++++ Data supplied ++++

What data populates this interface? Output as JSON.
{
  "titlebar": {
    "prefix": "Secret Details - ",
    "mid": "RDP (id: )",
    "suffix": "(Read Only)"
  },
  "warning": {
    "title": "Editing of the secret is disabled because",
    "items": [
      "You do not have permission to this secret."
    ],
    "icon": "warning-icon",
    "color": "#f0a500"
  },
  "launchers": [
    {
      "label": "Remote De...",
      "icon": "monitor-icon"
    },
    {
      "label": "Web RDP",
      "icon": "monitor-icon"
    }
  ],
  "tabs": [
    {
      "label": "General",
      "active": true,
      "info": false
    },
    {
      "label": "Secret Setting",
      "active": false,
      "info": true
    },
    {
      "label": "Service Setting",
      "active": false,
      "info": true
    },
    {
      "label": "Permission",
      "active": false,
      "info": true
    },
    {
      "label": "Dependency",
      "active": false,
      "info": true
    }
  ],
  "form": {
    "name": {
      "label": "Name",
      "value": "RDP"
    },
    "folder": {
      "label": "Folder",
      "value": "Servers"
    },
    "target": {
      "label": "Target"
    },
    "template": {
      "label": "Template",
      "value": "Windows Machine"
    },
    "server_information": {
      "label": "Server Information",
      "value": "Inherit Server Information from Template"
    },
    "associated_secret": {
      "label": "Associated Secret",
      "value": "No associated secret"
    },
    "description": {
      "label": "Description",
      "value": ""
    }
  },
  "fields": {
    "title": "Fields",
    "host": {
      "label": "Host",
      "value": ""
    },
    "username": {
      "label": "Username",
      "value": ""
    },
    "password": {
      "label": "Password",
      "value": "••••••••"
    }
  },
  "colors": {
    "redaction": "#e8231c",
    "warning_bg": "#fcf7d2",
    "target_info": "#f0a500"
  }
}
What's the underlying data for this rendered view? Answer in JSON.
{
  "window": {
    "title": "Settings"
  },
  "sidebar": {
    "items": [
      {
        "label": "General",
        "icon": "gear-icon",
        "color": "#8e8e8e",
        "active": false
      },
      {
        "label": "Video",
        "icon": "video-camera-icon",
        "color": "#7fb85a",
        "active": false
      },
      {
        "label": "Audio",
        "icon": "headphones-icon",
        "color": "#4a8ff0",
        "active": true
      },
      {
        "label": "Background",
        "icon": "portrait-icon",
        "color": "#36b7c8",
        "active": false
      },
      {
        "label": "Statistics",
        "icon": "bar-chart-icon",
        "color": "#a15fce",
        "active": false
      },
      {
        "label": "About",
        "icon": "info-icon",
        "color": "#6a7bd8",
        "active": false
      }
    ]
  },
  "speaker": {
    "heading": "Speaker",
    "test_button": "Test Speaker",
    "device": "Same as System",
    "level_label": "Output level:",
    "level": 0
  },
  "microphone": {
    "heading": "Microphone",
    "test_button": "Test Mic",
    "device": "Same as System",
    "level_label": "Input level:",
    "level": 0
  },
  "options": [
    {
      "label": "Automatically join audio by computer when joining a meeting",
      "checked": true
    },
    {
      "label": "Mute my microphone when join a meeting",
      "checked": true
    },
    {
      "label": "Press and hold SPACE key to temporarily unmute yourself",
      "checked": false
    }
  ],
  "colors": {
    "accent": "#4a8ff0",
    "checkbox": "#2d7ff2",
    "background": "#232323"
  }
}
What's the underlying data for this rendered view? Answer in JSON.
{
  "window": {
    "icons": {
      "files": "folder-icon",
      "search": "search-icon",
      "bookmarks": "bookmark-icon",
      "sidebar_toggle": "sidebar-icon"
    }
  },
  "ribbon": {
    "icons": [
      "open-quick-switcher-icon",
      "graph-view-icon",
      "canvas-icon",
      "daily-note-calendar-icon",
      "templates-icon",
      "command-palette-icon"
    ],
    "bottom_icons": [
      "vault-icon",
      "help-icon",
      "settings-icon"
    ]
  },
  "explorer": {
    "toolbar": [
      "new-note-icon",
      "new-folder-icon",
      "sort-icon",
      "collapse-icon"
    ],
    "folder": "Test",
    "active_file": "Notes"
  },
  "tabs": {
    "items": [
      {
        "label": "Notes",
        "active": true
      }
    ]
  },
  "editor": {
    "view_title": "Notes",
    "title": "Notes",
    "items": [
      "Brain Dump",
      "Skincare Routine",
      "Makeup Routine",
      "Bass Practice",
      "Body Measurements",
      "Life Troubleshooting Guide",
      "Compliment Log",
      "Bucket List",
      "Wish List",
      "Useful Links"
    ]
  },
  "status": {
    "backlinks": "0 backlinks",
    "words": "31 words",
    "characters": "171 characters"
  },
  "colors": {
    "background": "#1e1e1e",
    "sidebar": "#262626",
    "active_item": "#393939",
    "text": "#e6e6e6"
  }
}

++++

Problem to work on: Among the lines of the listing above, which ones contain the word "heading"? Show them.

Response to this task:
    "heading": "Speaker",
    "heading": "Microphone",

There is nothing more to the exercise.